We are preparing a summary of the talk to be posted soon. However, we did not want to waste any more time keeping the quick chat we had after the plenary away from you – You’re welcome! And yes, one of Luiz Otávio’s best qualities is his kindness and how approachable he is, even after delivering a one-hour talk.
With that in mind, we asked him a couple of questions just to give you a glimpse of what his plenary was about. Enjoy it.
TEFL: You started talking about intervention on the spot – why do you think this has become such a monster in the classroom?
LO: That has to do with the dogmas we inherited from the early communicative era. What did we learn then? We learned how to focus on accuracy in the accuracy phase of the lesson and correct students and provide feedback and we learned how to delay correction or how to avoid correction altogether or any sort of language upbraid, in the fluency part of the lesson. The trouble is, one can’t really draw a line in the sand between fluency and accuracy, neither conceptually nor as words that can describe what goes on in a real lesson. The lines are blurred and we need to be able to think beyond fluency and accuracy so that we can help them whenever they need help. And in 9 times out of 10, it’s not in the accuracy phase, well, 7 times out of 10, it is not during the accuracy phase that they try to convey their own meanings. And that’s when intervention is most beneficial. Also, a lot of the language that they produce is not book bound, a lot of the things they do in class is not generated by an activity, it’s stuff they say spontaneously like: “teacher, I no come next class” and we need to be able to think beyond fluency and accuracy to intervene at those moments.

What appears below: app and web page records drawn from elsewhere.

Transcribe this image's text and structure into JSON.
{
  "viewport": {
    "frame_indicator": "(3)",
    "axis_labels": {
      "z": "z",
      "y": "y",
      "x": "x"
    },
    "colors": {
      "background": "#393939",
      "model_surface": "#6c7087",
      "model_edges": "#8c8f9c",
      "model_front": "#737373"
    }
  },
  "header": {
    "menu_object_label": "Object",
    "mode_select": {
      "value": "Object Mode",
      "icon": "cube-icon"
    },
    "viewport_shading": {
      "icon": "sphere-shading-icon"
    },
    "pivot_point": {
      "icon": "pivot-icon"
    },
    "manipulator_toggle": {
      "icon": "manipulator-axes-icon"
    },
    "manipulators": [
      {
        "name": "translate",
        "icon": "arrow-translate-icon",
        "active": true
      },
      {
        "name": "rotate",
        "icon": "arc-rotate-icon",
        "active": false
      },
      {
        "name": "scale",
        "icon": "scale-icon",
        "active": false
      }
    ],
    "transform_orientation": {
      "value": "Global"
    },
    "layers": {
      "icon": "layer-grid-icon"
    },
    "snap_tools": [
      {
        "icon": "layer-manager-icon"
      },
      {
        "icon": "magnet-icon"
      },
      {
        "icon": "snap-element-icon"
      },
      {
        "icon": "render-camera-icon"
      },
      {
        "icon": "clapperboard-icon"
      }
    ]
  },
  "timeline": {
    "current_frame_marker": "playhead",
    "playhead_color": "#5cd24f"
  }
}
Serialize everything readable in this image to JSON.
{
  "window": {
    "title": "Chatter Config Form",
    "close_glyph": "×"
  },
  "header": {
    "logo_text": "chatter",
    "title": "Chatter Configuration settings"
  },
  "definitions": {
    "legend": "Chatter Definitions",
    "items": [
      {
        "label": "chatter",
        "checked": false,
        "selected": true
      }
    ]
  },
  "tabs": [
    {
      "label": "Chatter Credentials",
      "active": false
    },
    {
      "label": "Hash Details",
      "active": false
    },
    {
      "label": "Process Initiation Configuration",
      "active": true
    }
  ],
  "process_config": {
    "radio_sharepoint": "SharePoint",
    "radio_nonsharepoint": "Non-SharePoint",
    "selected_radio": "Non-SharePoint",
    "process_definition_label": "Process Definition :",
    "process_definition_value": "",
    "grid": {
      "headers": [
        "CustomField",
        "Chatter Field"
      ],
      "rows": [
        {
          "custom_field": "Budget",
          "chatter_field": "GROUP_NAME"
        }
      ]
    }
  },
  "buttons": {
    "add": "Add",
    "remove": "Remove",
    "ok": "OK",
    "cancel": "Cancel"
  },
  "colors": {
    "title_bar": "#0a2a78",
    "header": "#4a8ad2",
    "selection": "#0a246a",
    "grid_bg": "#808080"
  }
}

TEFL: There was an era where different methodologies sprout up and teachers became Methodology operators and today you mention Coursebooks operators so, we escaped from one cycle and now we seem to be stuck in a new one. How can the teacher escape from this movement?
LO: You’re absolutely right, books are remarkably similar nowadays; they all follow the same sort of pattern, grammar presentation through dialogues and texts, noticing questions, then a grammar box, then a series of gap fill-type activities and then a freer communicative activity at the end. So 9 books out of 10 follow that sort of pattern and teachers are used to it and so are we. This is what Jim Scrivener calls “received contemporary methodology”. Because books are so dependable, we tend to over rely on them and sometimes just go through the motions in class. What we need to do is to find ways in which we can go beyond the practice activities in the book. So, for example, if you have a gap fill, at the end of the gap fill, you should ask your students to close their books and try, for example, to remember some of the sentences and string words together to form new ones.
TEFL: And that’s when the facilitator comes in…
LO: Yes, the facilitator is the teacher who will be on the look out for learning opportunities, seize them, and intervene in most effective way.
TEFL: One of the highlights of your talk today was the N factor. Can you explain what play up the N factor means?
TEFL: The N stands for Nudge. To make Demand High happen we should continually give students little nudges, we should work around their zone of proximal development, which in plain English means to give them little nudges that will keep them moving forward, we need to learn how to nudge students, how to push them beyond their comfort zones and how to stretch their English, how to help them restructure their interlanguage, which left to their own devices, some students will not do.
That’s it, a summary of his talking is coming next…